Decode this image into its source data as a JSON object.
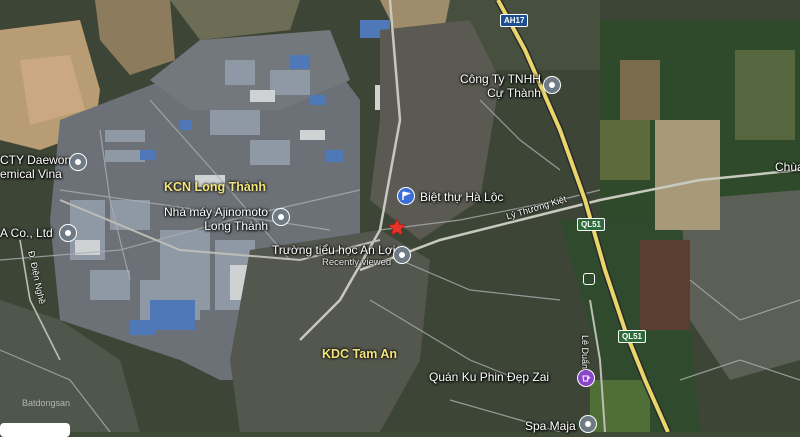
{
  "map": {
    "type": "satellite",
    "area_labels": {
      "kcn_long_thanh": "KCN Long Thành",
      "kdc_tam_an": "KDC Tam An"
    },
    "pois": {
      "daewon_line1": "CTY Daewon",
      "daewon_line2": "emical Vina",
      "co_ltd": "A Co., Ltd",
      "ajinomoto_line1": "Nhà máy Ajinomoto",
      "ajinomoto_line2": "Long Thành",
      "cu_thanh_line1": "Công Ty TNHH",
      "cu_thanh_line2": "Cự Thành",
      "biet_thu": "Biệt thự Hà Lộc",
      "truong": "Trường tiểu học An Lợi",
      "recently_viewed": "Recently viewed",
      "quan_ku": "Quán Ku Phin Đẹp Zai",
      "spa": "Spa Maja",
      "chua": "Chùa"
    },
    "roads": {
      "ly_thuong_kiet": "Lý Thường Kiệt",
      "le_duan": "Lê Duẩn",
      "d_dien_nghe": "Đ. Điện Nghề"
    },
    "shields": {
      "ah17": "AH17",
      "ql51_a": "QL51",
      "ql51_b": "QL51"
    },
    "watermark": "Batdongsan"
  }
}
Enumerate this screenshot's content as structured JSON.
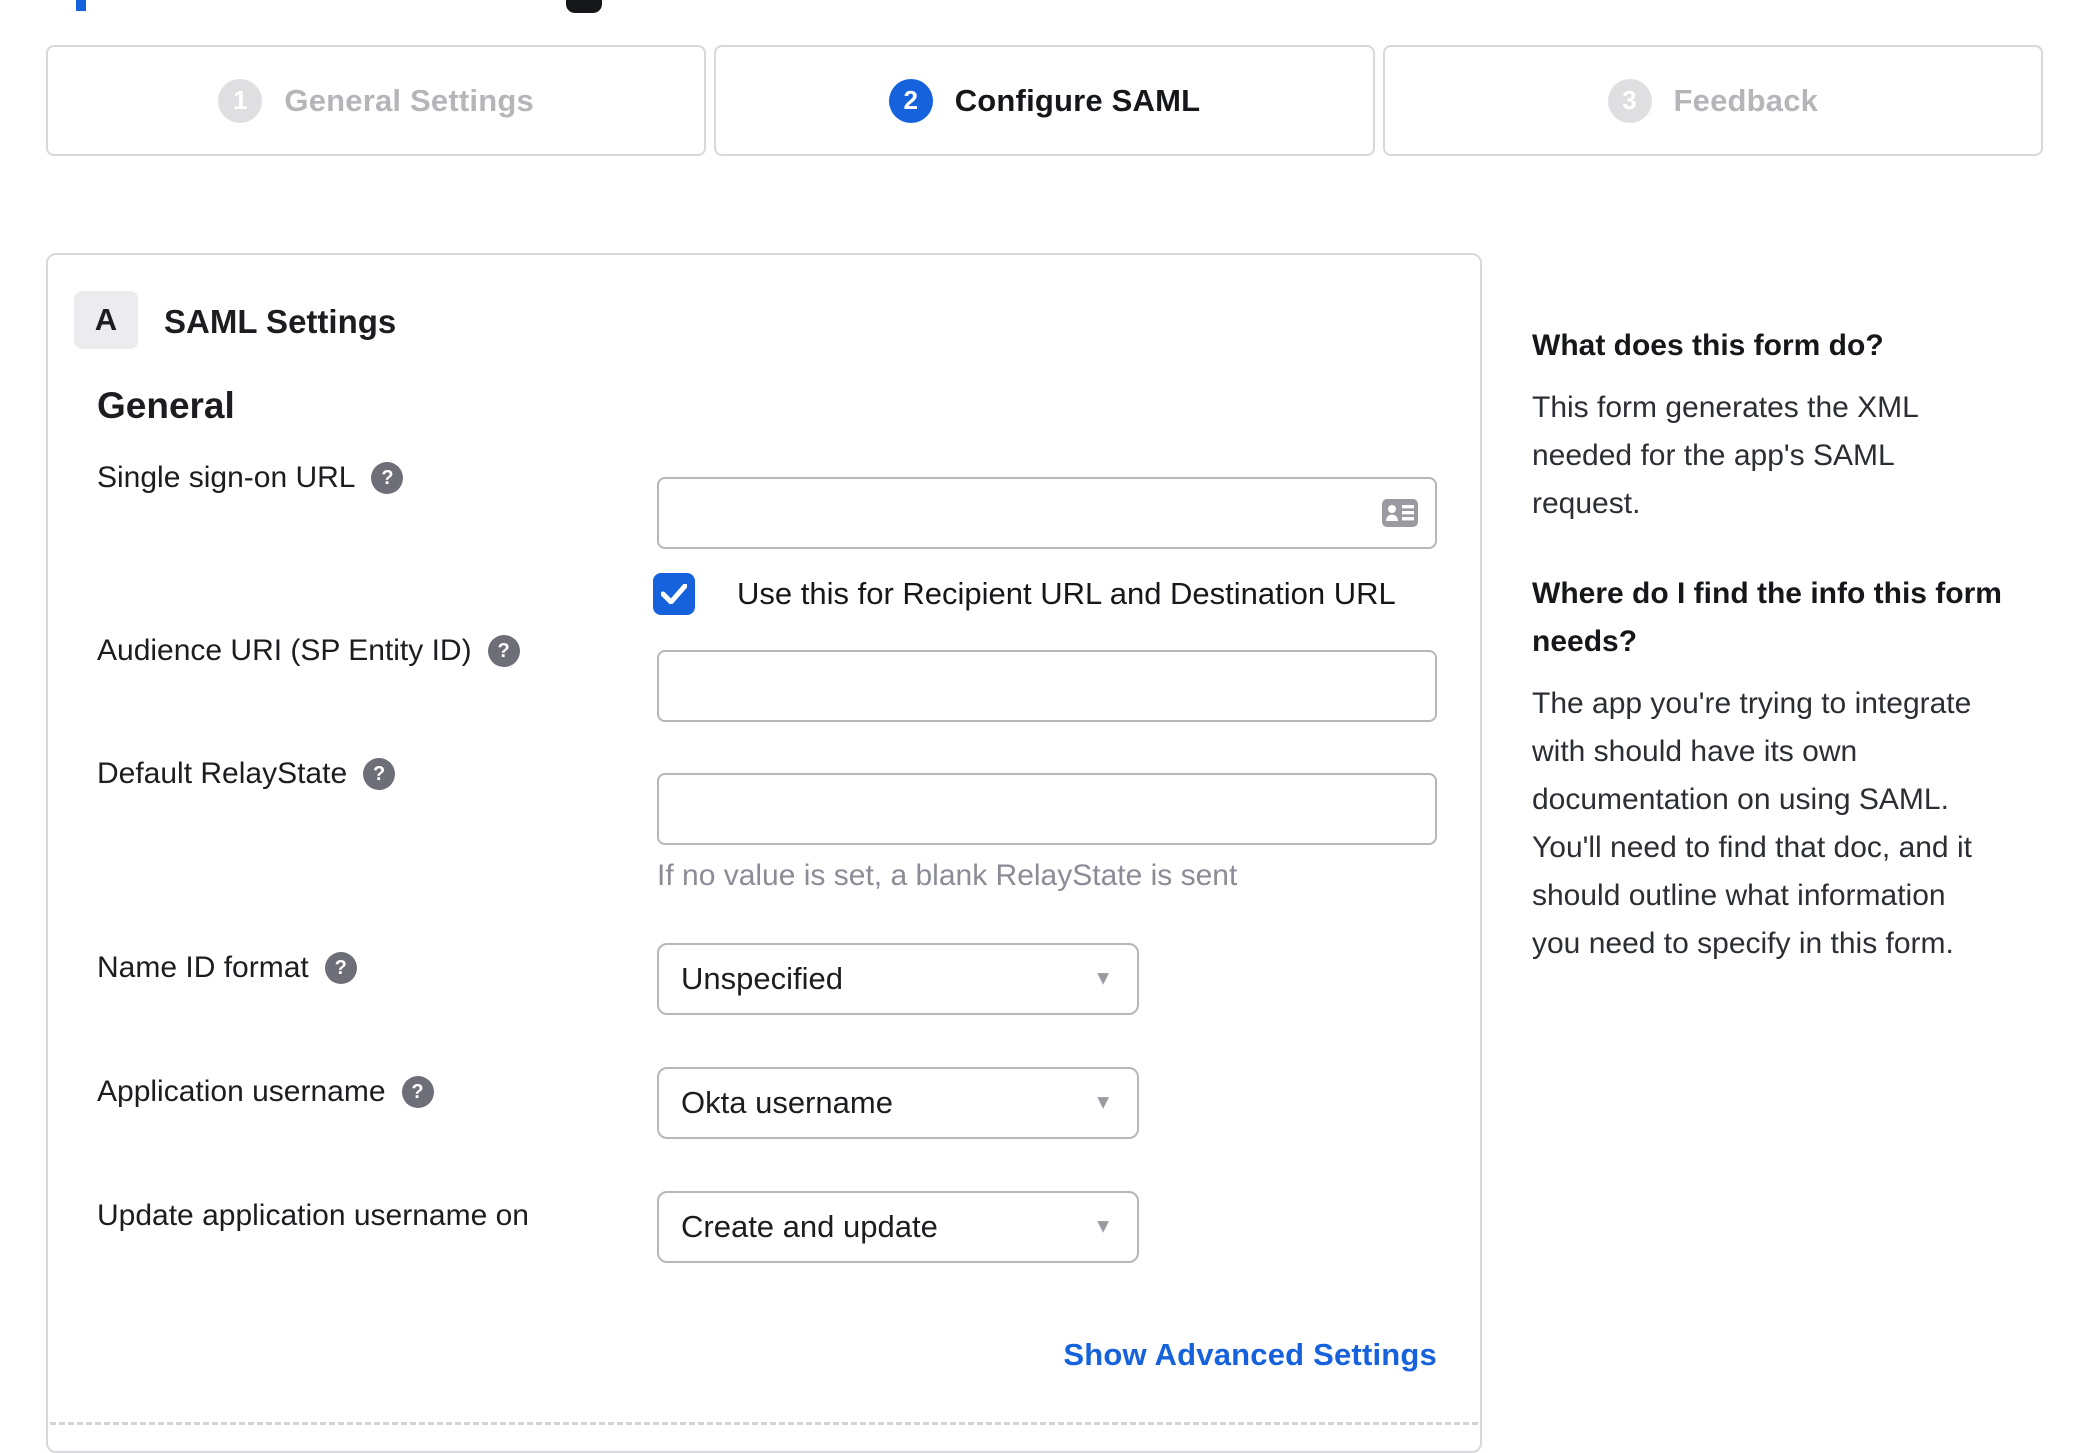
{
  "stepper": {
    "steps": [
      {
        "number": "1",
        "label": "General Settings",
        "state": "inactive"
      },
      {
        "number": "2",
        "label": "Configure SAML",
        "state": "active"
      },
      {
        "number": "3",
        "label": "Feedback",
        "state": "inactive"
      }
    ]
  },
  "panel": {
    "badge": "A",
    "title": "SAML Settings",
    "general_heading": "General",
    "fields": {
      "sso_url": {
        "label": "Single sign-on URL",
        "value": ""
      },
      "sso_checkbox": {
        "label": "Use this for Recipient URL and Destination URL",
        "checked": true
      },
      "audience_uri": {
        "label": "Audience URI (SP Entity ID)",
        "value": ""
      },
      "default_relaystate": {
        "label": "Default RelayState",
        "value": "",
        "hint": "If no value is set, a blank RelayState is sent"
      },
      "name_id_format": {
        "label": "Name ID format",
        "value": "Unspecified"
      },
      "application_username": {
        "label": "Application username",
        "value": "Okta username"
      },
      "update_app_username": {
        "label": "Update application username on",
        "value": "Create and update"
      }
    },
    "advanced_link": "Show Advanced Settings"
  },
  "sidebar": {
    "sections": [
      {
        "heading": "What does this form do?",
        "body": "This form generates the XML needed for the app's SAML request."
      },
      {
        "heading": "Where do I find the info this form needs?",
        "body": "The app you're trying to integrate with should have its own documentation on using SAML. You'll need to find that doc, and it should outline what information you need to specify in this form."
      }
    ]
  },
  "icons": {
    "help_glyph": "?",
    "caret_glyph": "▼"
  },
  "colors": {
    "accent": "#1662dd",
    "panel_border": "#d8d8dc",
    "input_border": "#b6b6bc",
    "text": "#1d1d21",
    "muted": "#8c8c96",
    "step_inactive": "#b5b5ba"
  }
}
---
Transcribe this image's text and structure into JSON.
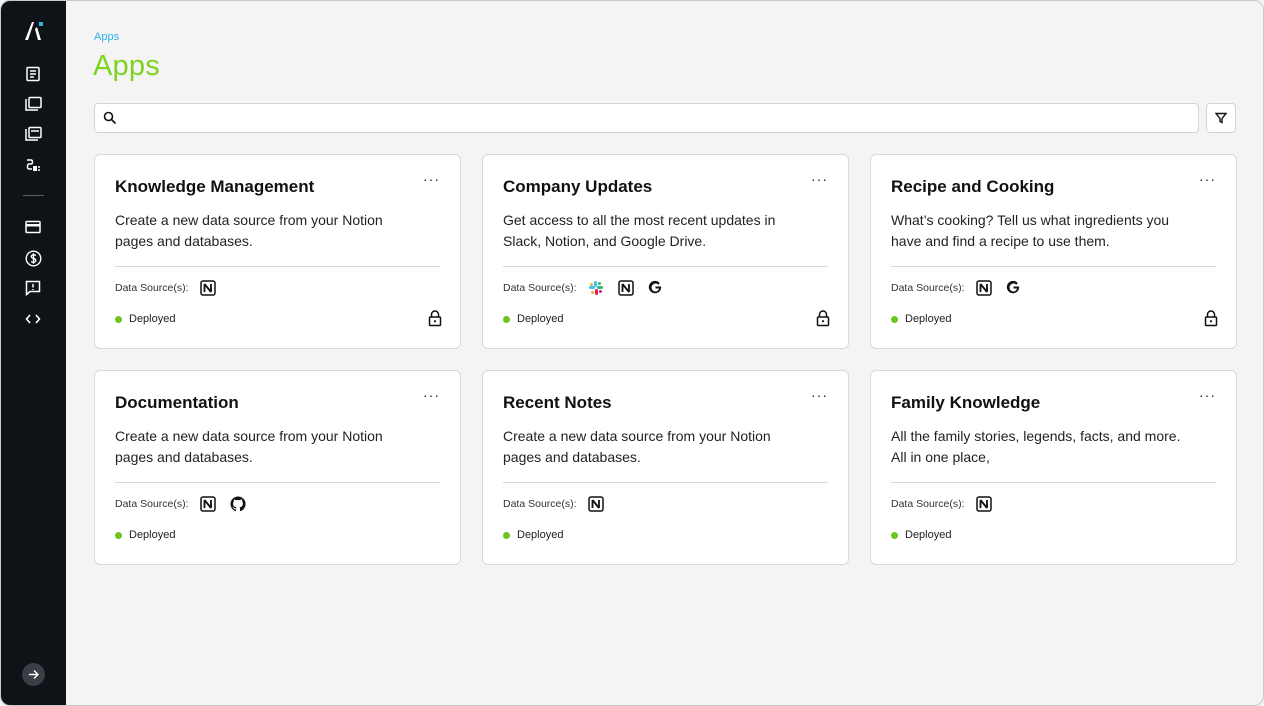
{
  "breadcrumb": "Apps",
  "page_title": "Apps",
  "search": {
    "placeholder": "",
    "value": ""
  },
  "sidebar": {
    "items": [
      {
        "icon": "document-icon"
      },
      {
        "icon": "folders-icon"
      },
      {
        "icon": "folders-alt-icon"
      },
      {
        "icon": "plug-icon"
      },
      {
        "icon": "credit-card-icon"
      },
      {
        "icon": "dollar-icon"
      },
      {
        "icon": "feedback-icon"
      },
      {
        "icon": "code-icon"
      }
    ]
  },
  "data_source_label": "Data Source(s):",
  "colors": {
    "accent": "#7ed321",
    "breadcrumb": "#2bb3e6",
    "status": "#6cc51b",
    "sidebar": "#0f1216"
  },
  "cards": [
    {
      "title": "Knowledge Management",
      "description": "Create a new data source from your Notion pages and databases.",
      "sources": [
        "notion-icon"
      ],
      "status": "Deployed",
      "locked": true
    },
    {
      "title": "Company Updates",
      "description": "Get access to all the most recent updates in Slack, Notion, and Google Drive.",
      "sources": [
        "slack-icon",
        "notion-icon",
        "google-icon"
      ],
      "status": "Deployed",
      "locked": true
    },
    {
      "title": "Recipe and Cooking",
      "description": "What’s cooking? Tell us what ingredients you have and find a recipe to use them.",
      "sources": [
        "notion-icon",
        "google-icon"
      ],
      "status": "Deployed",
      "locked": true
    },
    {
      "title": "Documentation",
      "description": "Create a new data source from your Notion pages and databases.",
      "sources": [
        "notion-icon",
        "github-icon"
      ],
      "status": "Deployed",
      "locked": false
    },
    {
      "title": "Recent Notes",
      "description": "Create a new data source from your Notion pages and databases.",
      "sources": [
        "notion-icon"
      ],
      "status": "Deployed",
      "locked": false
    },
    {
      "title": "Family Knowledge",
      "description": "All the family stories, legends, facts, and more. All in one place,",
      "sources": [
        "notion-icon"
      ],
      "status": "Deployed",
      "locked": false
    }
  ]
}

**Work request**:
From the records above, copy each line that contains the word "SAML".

**Answer below**:
        "label": "Configure SAML",
    "title": "SAML Settings",
        "body": "This form generates the XML needed for the app's SAML request."
        "body": "The app you're trying to integrate with should have its own documentation on using SAML. You'll need to find that doc, and it should outline what information you need to specify in this form."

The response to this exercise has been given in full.